Even FDR was against collective bargaining for public employees.Why? Due to special interest infuence....Like public employee unions being the largest contributor to the 2010 elections.
I like your style John - will you be back in town this week protesting? (Assuming no compromise)It will be more "Wisconsin-like" this week. (yay a foot more of snow) I'd be happy to join you, if you'd have me. (Not on Tuesday from 4:35-5:55, Althouse and I have our weekly engagement)
I will definitely be back for as long as this goes on, and snow certainly won't stop me. Standing at the edge of the counter-protest seemed to work well for Ask A Liberal, and if you can spot me I'd love to chat. You'll recognize me by my apparently mythical height.If you're good at this stuff too I might even share my trademark! John(from my new username)
You seem nice, thoughtful and intelligent.Why are you a liberal?
I'm guessing that he majored in something ending in "Studies," but he was raised too well for the anger to take root.
Funny but I saw more diversity in that crowd than in all the teachers' crowd of the past 3 days.
I'd like to see out-of-staters, like me, stay out of this, but what can you do?This site has done a good job throughout in showing the event without ignoring the relative good behavior. I think public employee unions are a mistake.That said, I could actually discuss the matter with a guy like tall John. Great interview, and a very clever idea--ask a liberal.
Why am I a liberal?Here's the nerdy version. Read the conditions for perfect competition here: http://en.wikipedia.org/wiki/Perfect_competition#Basic_structural_characteristicsVery few markets meet these conditions, and usually that's ok. Digital cameras, for example, fail on a lot of counts: nonhomogenous products, very incomplete information (how many people really know what a megapixel is), some transaction costs (rebates), significant entry and exit barriers (camera factories aren't cheap), etc etc. Still, the market for digital cameras is good enough that government intervention isn't necessary.Some markets, however, fail phenomenally on almost every count. Health care is probably tops among these: Finite sellers (doctors and hospital)Finite buyers (most illnesess affect a limited number of patients at any time)High entry and exit barriers (years of education for health professionals, large pools needed for insurance, high construction costs for hospitals, engineering skills for medical supplies, and on and on)Highly imperfect information (you often don't understand what your doctor is doing, or the price of it, or whether it will work. And you can't bring an appendectomy back to Target if you're not satisfied with it)Impure profit maximization (everyone agrees a certain amount of altruism is necessary in health care, and you don't want your health care provider trying to soak you for money)Nonhomogeneous products (since no two people are alike, no two procedures are alike)Nonconstant returns to scale (Everything's just too darn complicated to expand and contract in an efficient way)Which is a big way of saying that health care ain't broccoli.And in these situations, people have to make their best guess as to whether government, despite its inefficiencies, can make the market better. Often, liberal vs. conservative hinges on where people land with those guesses.Why am I a liberal? Well, growing up in Minnesota in the '80s and '90s, I learned that if engaged citizens work hard and smart together, appreciate what government can and can't do, and then then bring qualified, professional and respectable people in to do the job well, you can build a vibrant and prospering economy even in weather most people would consider uninhabitable.

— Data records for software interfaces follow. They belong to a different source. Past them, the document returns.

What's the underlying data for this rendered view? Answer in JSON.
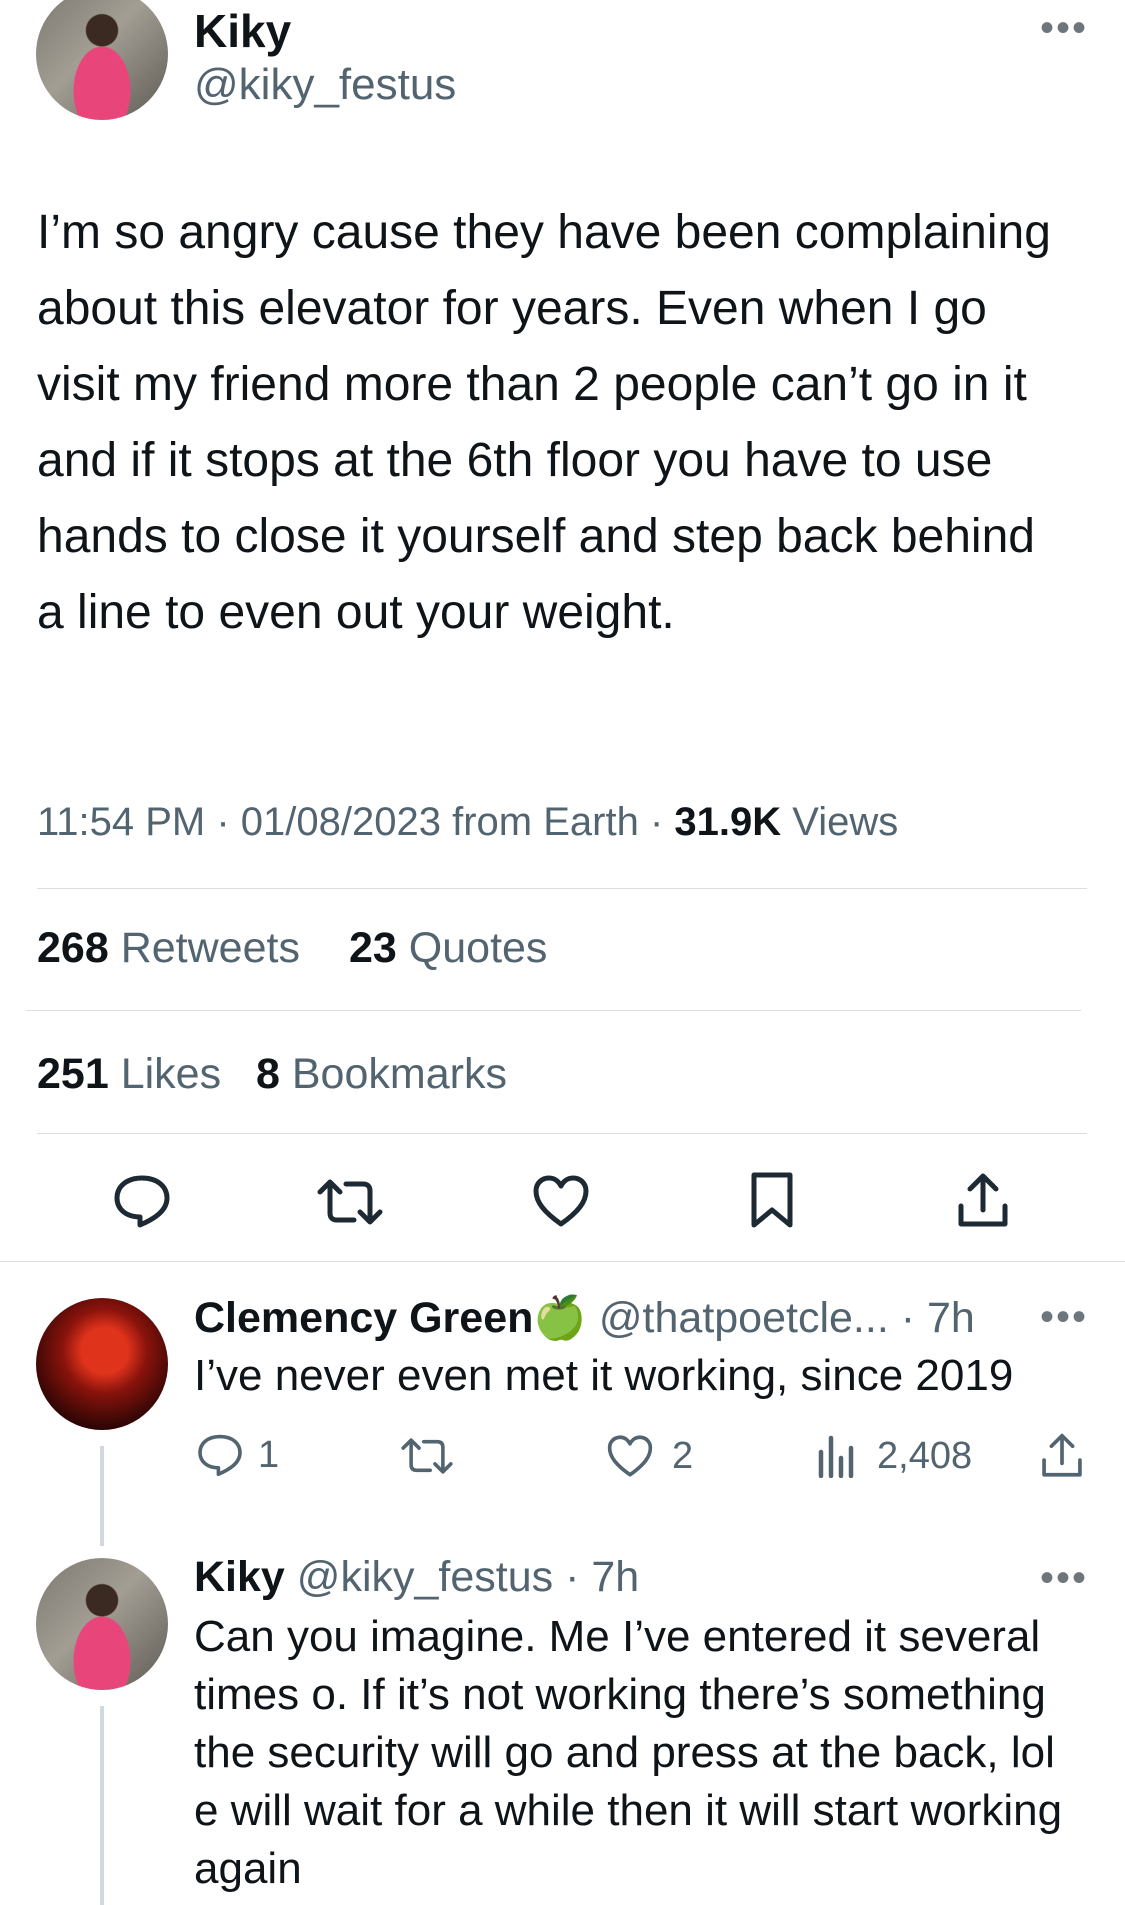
{
  "main_tweet": {
    "author_name": "Kiky",
    "author_handle": "@kiky_festus",
    "text": "I’m so angry cause they have been complaining about this elevator for years. Even when I go visit my friend more than 2 people can’t go in it and if it stops at the 6th floor you have to use hands to close it yourself and step back behind a line to even out your weight.",
    "time": "11:54 PM",
    "date": "01/08/2023",
    "source": "from Earth",
    "views_count": "31.9K",
    "views_label": "Views",
    "retweets_count": "268",
    "retweets_label": "Retweets",
    "quotes_count": "23",
    "quotes_label": "Quotes",
    "likes_count": "251",
    "likes_label": "Likes",
    "bookmarks_count": "8",
    "bookmarks_label": "Bookmarks"
  },
  "action_bar": [
    "reply-icon",
    "retweet-icon",
    "like-icon",
    "bookmark-icon",
    "share-icon"
  ],
  "replies": [
    {
      "author_name": "Clemency Green",
      "badge": "🍏",
      "author_handle": "@thatpoetcle...",
      "time": "· 7h",
      "text": "I’ve never even met it working, since 2019",
      "reply_count": "1",
      "like_count": "2",
      "views_count": "2,408"
    },
    {
      "author_name": "Kiky",
      "author_handle": "@kiky_festus",
      "time": "· 7h",
      "text": "Can you imagine. Me I’ve entered it several times o. If it’s not working there’s something the security will go and press at the back, lol e will wait for a while then it will start working again"
    }
  ],
  "colors": {
    "text": "#0f1419",
    "muted": "#536471",
    "divider": "#dcdfe2",
    "background": "#ffffff"
  }
}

Tall John - You make a lot of sense. Thanks for the detailed explanation.
Post a Comment